Friday, 2 June 2017

Clandestine Classic LII - Wonderful Woman (live)

The fifty-second post in an occasional series that is intended to highlight songs that you might not have heard that I think are excellent - clandestine classics, if you will. Maybe they'll be by bands you've never heard of. Maybe they'll be by more familiar artists, but tracks that were squirelled away on b-sides, unpopular albums, radio sessions or music magazine cover-mounted CDs. Time will, undoubtedly, tell.

Continuing my quest to feature the most influential, most pivotal, most important acts in my personal musical history, today I tackle the big one: how to present a clandestine classic from The Smiths? Not only are the majority of my readers already very well acquainted with this particular Salford lads' club but here's a band whose output has been bootlegged, anthologised, re-issued and repackaged to within an inch of its life. Simply, there isn't much out there left to discover. But there are some tracks that get played less than others. And there are some intriguing live versions out of those lesser played tracks, so that's the card I'm playing - stick with me.

Wonderful Woman originally surfaced as the second B-side on the 12" version of the band's second single, This Charming Man. What we didn't know at the time is that it had been first recorded during the aborted sessions for their debut album (and as such would later appear on the Troy Tate Sessions boot). For whatever reason, it didn't make the cut for the eventual, re-recorded eponymous debut album, which is a shame as it would have fit right in.

But what of the song?

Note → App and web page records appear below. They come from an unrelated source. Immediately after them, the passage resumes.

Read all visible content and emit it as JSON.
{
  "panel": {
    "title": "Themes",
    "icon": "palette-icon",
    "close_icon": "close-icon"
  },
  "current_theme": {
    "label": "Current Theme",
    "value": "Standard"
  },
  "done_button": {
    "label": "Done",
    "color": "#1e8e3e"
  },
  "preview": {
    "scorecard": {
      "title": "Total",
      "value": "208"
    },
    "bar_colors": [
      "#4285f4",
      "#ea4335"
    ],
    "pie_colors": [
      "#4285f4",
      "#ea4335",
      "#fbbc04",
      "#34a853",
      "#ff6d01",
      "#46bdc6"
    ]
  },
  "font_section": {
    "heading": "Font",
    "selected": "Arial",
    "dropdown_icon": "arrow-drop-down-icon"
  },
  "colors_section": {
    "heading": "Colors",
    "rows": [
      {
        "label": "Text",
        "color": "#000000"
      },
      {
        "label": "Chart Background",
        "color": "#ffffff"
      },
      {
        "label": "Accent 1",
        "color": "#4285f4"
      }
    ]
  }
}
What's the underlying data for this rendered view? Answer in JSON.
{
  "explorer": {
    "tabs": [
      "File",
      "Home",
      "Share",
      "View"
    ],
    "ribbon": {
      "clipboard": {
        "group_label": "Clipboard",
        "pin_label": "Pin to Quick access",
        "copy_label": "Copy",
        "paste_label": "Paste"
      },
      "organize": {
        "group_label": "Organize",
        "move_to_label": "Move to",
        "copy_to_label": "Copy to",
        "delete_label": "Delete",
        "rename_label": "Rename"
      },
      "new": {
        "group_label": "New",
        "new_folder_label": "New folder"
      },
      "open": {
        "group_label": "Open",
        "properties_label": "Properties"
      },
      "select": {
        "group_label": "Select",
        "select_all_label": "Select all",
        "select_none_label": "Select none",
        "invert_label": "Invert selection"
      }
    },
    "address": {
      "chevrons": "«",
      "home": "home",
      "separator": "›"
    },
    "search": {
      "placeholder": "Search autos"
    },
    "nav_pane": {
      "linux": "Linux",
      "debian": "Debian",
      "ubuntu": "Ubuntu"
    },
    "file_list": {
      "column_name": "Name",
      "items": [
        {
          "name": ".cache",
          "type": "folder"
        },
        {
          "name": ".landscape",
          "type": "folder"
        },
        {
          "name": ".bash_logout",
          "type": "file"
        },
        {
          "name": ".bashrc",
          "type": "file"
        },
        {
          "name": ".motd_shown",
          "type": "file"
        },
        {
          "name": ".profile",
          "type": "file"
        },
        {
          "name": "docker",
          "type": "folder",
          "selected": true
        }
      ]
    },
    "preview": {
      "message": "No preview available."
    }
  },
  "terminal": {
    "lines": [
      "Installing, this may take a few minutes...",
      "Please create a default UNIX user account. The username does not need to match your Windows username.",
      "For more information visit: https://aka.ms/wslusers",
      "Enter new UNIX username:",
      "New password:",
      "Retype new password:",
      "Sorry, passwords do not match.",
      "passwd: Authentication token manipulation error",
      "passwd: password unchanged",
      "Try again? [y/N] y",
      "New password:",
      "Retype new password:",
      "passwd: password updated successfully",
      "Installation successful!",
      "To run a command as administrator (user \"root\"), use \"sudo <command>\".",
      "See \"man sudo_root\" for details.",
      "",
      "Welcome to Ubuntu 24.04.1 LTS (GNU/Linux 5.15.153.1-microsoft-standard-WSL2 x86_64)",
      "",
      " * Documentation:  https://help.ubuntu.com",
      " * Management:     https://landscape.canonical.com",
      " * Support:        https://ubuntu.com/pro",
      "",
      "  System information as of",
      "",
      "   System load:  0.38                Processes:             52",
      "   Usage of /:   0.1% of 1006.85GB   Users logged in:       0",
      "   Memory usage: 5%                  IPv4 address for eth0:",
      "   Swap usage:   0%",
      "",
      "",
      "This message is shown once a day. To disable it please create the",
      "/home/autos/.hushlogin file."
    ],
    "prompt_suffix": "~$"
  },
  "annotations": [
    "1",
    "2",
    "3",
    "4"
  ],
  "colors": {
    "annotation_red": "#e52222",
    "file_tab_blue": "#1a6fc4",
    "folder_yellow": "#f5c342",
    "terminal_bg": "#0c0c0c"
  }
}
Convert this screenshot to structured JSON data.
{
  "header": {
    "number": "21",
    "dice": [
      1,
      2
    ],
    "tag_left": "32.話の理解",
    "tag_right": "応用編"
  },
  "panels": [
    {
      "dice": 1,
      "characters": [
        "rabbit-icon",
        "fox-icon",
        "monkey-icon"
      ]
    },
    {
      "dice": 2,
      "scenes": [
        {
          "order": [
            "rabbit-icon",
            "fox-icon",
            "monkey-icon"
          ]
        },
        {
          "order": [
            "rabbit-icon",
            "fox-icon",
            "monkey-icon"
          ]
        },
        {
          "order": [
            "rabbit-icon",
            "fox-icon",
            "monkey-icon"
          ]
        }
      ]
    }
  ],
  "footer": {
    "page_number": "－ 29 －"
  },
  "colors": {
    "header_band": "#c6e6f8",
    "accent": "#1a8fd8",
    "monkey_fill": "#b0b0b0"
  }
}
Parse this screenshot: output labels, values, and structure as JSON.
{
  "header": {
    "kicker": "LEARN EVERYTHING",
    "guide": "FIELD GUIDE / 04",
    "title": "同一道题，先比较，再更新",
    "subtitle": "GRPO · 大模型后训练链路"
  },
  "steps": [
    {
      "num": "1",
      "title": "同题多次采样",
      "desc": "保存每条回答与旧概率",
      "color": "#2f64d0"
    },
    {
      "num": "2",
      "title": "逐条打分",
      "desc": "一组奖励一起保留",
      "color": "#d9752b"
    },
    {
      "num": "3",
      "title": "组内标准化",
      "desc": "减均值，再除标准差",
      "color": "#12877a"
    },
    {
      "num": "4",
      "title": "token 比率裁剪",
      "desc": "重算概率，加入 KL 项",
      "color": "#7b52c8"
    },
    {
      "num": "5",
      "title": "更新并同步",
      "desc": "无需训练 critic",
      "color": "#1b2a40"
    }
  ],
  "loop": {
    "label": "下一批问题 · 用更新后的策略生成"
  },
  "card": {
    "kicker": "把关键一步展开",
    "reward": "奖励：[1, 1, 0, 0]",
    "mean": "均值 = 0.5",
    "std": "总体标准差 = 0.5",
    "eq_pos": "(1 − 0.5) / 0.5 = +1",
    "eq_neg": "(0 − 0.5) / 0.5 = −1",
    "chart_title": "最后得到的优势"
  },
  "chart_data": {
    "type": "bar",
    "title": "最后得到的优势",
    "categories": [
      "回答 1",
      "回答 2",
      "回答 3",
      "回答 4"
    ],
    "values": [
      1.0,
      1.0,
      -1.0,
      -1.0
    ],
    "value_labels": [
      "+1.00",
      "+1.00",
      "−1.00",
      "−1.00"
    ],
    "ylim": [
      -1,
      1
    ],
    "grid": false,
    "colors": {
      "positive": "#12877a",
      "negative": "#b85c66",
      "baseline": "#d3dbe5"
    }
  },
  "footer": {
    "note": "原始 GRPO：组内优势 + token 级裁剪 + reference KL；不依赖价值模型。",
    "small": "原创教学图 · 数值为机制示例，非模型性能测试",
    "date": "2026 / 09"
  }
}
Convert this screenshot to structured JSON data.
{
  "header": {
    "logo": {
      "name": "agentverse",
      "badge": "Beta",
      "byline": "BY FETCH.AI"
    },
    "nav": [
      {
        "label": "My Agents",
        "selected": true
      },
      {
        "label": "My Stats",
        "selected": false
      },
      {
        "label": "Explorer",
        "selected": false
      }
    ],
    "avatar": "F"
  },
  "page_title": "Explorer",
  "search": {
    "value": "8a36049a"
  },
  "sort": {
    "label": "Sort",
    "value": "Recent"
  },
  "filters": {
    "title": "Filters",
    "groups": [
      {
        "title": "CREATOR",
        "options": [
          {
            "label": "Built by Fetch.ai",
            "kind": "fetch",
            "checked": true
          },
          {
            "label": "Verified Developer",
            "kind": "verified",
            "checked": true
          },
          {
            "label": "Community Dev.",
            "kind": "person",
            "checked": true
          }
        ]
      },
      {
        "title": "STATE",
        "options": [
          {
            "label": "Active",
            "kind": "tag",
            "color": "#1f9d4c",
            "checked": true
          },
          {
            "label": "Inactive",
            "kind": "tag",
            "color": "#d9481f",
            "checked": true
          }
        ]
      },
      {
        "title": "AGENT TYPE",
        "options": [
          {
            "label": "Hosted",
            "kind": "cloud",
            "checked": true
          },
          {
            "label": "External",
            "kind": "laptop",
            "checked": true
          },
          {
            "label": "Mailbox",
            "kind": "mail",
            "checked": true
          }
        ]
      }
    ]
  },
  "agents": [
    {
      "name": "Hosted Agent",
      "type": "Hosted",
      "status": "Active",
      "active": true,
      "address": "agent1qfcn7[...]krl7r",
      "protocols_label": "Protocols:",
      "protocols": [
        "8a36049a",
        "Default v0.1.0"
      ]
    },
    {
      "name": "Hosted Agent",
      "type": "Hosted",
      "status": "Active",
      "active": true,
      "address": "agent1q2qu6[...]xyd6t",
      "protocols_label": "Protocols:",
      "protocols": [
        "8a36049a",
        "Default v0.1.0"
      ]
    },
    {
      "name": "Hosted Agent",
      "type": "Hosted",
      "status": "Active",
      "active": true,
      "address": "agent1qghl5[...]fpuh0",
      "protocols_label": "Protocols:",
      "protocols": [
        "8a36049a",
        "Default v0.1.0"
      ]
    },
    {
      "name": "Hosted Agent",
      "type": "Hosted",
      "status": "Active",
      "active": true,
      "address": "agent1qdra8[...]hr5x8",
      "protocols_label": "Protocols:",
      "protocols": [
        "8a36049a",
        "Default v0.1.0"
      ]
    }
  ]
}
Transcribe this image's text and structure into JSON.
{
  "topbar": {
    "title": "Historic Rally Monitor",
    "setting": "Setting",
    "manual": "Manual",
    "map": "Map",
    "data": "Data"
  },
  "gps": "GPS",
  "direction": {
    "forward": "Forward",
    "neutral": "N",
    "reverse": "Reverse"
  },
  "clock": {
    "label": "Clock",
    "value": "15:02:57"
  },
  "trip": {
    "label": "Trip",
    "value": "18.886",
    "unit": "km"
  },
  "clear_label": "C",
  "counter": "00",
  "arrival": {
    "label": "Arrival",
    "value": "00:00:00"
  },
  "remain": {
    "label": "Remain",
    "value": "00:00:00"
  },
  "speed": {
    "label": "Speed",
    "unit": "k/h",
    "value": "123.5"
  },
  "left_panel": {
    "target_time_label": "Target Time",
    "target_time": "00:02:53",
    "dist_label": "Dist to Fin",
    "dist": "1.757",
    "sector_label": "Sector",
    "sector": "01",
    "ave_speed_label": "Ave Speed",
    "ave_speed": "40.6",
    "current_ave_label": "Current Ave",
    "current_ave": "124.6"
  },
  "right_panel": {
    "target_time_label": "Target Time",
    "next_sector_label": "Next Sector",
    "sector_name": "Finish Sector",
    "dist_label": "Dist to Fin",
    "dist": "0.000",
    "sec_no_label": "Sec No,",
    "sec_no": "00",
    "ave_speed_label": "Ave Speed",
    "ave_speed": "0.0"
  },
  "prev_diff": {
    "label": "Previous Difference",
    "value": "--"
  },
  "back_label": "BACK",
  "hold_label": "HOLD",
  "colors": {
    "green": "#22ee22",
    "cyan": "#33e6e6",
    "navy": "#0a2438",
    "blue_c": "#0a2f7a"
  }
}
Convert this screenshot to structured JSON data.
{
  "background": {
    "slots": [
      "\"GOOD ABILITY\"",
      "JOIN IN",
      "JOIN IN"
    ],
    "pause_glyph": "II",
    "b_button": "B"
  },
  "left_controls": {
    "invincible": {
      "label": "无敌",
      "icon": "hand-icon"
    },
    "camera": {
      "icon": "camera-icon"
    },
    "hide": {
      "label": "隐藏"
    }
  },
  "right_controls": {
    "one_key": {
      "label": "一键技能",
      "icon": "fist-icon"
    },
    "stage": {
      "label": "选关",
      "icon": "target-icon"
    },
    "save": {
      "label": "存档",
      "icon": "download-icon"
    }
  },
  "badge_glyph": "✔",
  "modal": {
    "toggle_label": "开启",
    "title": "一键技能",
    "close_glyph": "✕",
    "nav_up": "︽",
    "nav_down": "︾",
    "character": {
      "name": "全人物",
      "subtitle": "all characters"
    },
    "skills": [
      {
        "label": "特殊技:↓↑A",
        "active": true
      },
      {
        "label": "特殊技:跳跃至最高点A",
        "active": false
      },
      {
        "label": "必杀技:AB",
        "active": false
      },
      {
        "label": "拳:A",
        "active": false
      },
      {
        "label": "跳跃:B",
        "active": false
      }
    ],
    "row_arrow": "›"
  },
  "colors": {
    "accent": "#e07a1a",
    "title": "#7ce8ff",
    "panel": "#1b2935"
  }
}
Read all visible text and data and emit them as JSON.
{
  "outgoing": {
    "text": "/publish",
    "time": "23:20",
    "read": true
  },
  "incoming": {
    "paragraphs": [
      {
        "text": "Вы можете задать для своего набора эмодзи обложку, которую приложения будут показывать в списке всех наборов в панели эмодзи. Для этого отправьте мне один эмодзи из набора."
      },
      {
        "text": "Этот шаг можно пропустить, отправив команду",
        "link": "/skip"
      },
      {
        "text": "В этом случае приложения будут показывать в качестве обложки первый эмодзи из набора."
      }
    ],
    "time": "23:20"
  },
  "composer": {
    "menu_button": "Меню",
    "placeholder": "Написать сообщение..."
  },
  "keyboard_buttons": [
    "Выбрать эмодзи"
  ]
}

I seem to recall reading a theory somewhere once that this song is about Morrissey's mother, but I find that unlikely indeed (and I can't find a source for this theory anywhere online). A more straightforward interpretation is that wonderful is sarcastic, since this seems to be about a thoroughly unpleasant woman who has "ice water for blood, neither heart nor spine" and implores Moz, "I’m starved of mirth, let’s go and trip a dwarf." Or maybe she's wonderfully, terribly beguiling, because Morrissey adds "when she calls me, I do not walk, I run." I don't know about you but I can identify with that - she's bad for him, he knows it, but still he can't resist. Steven, I hear you.

Musically, this is cut from the same cloth as Suffer Little Children, with a deceptively simple repeating guitar motif from Johnny over a steady-as-she-goes rhythm section. Oh, and a whisper of plaintive harmonica. Morrissey's vocal delivery is typical of the earlier recordings, in that it's perfectly serviceable yet lacks the confidence of subsequent songs. So why a classic, I hear you ask? Well, there's something uncanny about the end of each chorus, as Johnny changes up, the harmonica kicks in, and Morrissey repeats "her, her, her." It's not hypnotic but it's certainly an ear-worm - you could quite easily loop that little section and leave it playing in the background all evening and get no complaints from me.

You can pick up Wonderful Woman, as it appeared on the B-side of This Charming Man, on the fairly comprehensive The Sound Of The Smiths (deluxe edition) and you can read more about the Troy Tate demos over at the excellent Passions Just Like Mine. But, to paraphrase Chris Tarrant, I don't want to give you those. To maximise the clandestine value of today's classic, instead let's go for a live recording from a gig at The Hacienda dating back to 4th February, 1983. I read somewhere that this was The Smiths' third gig proper, and the first for which a recording exists (albeit with pretty poor sound quality). Also the first as a four-piece (they'd had James Maker on-stage as a dancer prior to this). The night this was recorded I was twelve and a half and didn't know Morrissey existed. Little did I know how much The Smiths would mean to me over the next 30+ years. In a week when Morrissey has taken a lot of flack for comments that even I, a past apologist, struggle to explain away1, I choose instead to remember some music from a band that, for me, was, is and always shall be life-changing.


1. What did Morrissey say about the Manchester bombing? Here. Martin Rossiter's response? Here. For contrast, Moz's subsequent critique of Tory plans to reverse the fox hunting ban, here.